* **Task**
All the data below goes into the copy word for word, but the pictures don't.
▼
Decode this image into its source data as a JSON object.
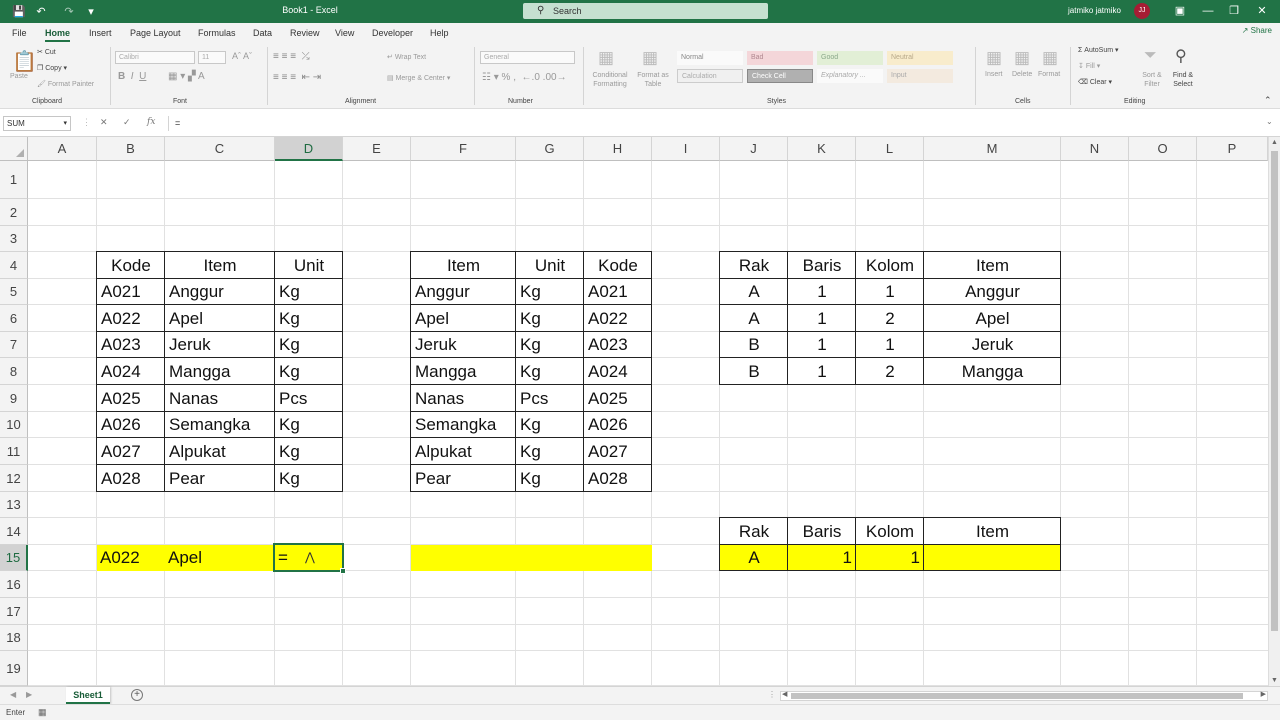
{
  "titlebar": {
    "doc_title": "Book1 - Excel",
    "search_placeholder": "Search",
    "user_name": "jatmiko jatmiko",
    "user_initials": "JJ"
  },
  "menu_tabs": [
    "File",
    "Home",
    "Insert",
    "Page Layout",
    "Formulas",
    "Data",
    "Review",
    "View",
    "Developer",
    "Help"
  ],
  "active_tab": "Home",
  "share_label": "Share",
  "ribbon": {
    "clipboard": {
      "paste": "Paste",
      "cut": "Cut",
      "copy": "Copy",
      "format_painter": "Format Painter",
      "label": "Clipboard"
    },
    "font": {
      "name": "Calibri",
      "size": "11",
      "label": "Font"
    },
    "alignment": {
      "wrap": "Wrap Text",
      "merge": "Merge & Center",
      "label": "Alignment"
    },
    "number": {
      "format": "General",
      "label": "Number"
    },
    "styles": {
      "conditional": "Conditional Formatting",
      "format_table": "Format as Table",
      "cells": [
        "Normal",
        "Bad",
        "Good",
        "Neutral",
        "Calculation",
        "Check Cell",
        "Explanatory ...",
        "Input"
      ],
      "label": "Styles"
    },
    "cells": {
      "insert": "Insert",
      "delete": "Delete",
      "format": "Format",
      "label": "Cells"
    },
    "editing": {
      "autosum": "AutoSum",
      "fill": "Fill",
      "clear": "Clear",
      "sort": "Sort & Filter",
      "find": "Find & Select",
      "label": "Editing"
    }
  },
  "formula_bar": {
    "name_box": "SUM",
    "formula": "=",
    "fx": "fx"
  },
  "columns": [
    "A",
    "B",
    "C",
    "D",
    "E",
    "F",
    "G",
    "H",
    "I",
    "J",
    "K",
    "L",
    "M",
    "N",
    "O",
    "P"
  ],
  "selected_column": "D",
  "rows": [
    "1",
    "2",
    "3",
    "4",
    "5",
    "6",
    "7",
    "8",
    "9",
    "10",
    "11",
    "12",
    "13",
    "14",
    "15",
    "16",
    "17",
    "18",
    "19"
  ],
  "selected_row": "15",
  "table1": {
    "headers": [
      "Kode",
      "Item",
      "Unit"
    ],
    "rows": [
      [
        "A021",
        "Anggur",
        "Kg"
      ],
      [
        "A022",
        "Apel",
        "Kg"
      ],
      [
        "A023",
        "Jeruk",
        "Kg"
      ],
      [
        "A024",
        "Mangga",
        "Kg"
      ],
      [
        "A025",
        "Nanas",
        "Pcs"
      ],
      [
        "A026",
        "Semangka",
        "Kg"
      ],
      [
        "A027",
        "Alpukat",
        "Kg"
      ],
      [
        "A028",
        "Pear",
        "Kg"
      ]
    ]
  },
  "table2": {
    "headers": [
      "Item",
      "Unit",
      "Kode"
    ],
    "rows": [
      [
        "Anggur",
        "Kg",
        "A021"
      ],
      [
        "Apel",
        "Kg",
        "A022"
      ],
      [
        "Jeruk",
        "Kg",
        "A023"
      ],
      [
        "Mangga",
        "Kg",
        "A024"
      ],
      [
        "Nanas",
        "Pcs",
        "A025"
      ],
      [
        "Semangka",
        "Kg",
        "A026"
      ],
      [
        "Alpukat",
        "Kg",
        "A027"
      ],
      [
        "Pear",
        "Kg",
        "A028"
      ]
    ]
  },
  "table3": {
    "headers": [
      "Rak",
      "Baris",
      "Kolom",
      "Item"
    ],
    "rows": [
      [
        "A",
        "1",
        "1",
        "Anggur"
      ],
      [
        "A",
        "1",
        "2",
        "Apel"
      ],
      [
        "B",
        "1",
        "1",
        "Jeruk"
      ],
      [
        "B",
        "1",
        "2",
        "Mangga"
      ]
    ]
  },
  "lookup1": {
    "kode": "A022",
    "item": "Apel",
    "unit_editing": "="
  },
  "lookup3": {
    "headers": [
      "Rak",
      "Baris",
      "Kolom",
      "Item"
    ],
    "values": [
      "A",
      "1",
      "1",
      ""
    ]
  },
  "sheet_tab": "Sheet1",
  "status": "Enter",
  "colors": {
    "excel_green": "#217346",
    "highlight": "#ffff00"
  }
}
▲
* **Completed exercise**
Decode this image into its source data as a JSON object.
{
  "titlebar": {
    "doc_title": "Book1 - Excel",
    "search_placeholder": "Search",
    "user_name": "jatmiko jatmiko",
    "user_initials": "JJ"
  },
  "menu_tabs": [
    "File",
    "Home",
    "Insert",
    "Page Layout",
    "Formulas",
    "Data",
    "Review",
    "View",
    "Developer",
    "Help"
  ],
  "active_tab": "Home",
  "share_label": "Share",
  "ribbon": {
    "clipboard": {
      "paste": "Paste",
      "cut": "Cut",
      "copy": "Copy",
      "format_painter": "Format Painter",
      "label": "Clipboard"
    },
    "font": {
      "name": "Calibri",
      "size": "11",
      "label": "Font"
    },
    "alignment": {
      "wrap": "Wrap Text",
      "merge": "Merge & Center",
      "label": "Alignment"
    },
    "number": {
      "format": "General",
      "label": "Number"
    },
    "styles": {
      "conditional": "Conditional Formatting",
      "format_table": "Format as Table",
      "cells": [
        "Normal",
        "Bad",
        "Good",
        "Neutral",
        "Calculation",
        "Check Cell",
        "Explanatory ...",
        "Input"
      ],
      "label": "Styles"
    },
    "cells": {
      "insert": "Insert",
      "delete": "Delete",
      "format": "Format",
      "label": "Cells"
    },
    "editing": {
      "autosum": "AutoSum",
      "fill": "Fill",
      "clear": "Clear",
      "sort": "Sort & Filter",
      "find": "Find & Select",
      "label": "Editing"
    }
  },
  "formula_bar": {
    "name_box": "SUM",
    "formula": "=",
    "fx": "fx"
  },
  "columns": [
    "A",
    "B",
    "C",
    "D",
    "E",
    "F",
    "G",
    "H",
    "I",
    "J",
    "K",
    "L",
    "M",
    "N",
    "O",
    "P"
  ],
  "selected_column": "D",
  "rows": [
    "1",
    "2",
    "3",
    "4",
    "5",
    "6",
    "7",
    "8",
    "9",
    "10",
    "11",
    "12",
    "13",
    "14",
    "15",
    "16",
    "17",
    "18",
    "19"
  ],
  "selected_row": "15",
  "table1": {
    "headers": [
      "Kode",
      "Item",
      "Unit"
    ],
    "rows": [
      [
        "A021",
        "Anggur",
        "Kg"
      ],
      [
        "A022",
        "Apel",
        "Kg"
      ],
      [
        "A023",
        "Jeruk",
        "Kg"
      ],
      [
        "A024",
        "Mangga",
        "Kg"
      ],
      [
        "A025",
        "Nanas",
        "Pcs"
      ],
      [
        "A026",
        "Semangka",
        "Kg"
      ],
      [
        "A027",
        "Alpukat",
        "Kg"
      ],
      [
        "A028",
        "Pear",
        "Kg"
      ]
    ]
  },
  "table2": {
    "headers": [
      "Item",
      "Unit",
      "Kode"
    ],
    "rows": [
      [
        "Anggur",
        "Kg",
        "A021"
      ],
      [
        "Apel",
        "Kg",
        "A022"
      ],
      [
        "Jeruk",
        "Kg",
        "A023"
      ],
      [
        "Mangga",
        "Kg",
        "A024"
      ],
      [
        "Nanas",
        "Pcs",
        "A025"
      ],
      [
        "Semangka",
        "Kg",
        "A026"
      ],
      [
        "Alpukat",
        "Kg",
        "A027"
      ],
      [
        "Pear",
        "Kg",
        "A028"
      ]
    ]
  },
  "table3": {
    "headers": [
      "Rak",
      "Baris",
      "Kolom",
      "Item"
    ],
    "rows": [
      [
        "A",
        "1",
        "1",
        "Anggur"
      ],
      [
        "A",
        "1",
        "2",
        "Apel"
      ],
      [
        "B",
        "1",
        "1",
        "Jeruk"
      ],
      [
        "B",
        "1",
        "2",
        "Mangga"
      ]
    ]
  },
  "lookup1": {
    "kode": "A022",
    "item": "Apel",
    "unit_editing": "="
  },
  "lookup3": {
    "headers": [
      "Rak",
      "Baris",
      "Kolom",
      "Item"
    ],
    "values": [
      "A",
      "1",
      "1",
      ""
    ]
  },
  "sheet_tab": "Sheet1",
  "status": "Enter",
  "colors": {
    "excel_green": "#217346",
    "highlight": "#ffff00"
  }
}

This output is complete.